**Data shown**
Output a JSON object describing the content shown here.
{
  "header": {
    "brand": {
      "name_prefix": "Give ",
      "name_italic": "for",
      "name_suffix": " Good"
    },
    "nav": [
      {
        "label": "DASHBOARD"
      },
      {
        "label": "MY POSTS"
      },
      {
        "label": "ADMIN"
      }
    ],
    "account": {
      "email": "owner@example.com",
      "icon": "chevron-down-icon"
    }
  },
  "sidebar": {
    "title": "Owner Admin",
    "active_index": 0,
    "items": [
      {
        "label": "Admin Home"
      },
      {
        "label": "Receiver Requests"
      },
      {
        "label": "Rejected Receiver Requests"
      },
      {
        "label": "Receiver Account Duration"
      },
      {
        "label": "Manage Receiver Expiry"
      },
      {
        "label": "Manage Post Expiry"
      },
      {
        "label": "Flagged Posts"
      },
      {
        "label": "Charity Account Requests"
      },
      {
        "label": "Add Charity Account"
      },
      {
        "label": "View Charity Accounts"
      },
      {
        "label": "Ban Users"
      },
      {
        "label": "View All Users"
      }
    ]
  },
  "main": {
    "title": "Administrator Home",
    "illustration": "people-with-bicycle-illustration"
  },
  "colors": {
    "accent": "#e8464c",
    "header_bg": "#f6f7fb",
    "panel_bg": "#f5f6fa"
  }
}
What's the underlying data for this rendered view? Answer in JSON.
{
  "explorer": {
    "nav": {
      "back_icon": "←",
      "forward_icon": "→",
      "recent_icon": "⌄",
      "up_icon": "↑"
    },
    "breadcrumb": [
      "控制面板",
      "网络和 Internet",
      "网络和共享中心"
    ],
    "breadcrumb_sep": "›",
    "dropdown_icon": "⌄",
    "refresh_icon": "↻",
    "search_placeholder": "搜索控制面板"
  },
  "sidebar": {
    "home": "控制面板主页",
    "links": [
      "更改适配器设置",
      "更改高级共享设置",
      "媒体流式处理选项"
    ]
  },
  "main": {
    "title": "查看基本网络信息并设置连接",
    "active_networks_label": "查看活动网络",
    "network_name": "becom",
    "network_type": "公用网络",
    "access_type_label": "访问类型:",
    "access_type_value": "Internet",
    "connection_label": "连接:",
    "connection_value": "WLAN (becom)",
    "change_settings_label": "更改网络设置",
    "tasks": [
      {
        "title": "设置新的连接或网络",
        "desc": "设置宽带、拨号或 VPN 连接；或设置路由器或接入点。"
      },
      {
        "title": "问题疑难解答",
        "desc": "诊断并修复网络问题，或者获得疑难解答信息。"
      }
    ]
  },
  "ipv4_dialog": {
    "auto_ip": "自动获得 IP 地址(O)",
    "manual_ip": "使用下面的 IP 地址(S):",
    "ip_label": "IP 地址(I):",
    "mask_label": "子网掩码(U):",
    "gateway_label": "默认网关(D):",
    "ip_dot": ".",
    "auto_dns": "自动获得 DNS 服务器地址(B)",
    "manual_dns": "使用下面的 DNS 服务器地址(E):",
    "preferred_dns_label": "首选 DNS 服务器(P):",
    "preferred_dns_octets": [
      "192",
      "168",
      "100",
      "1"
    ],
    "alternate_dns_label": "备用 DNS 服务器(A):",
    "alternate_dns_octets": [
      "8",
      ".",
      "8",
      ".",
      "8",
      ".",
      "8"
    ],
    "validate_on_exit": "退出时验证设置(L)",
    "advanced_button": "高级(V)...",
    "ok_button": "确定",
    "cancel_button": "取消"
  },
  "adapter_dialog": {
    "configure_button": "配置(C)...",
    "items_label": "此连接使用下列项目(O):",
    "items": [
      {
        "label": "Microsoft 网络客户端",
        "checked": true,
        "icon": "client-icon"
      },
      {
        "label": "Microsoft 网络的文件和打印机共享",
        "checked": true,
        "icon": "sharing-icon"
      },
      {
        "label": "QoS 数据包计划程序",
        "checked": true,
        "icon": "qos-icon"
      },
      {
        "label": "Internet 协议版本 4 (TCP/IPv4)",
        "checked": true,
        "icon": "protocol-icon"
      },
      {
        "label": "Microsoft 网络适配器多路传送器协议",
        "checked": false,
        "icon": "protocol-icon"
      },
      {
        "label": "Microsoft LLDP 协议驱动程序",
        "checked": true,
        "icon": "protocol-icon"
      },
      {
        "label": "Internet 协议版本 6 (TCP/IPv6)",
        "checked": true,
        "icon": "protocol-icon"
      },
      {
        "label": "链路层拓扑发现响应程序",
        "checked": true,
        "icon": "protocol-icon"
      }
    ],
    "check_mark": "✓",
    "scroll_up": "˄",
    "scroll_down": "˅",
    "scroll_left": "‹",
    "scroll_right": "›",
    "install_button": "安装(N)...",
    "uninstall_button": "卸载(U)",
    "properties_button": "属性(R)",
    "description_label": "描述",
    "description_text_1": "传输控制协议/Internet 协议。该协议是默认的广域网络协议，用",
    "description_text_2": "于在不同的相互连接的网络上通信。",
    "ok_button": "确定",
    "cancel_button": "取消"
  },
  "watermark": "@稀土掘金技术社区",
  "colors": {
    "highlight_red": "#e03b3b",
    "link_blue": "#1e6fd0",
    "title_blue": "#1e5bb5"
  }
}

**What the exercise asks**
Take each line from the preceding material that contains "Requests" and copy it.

**Result**
        "label": "Receiver Requests"
        "label": "Rejected Receiver Requests"
        "label": "Charity Account Requests"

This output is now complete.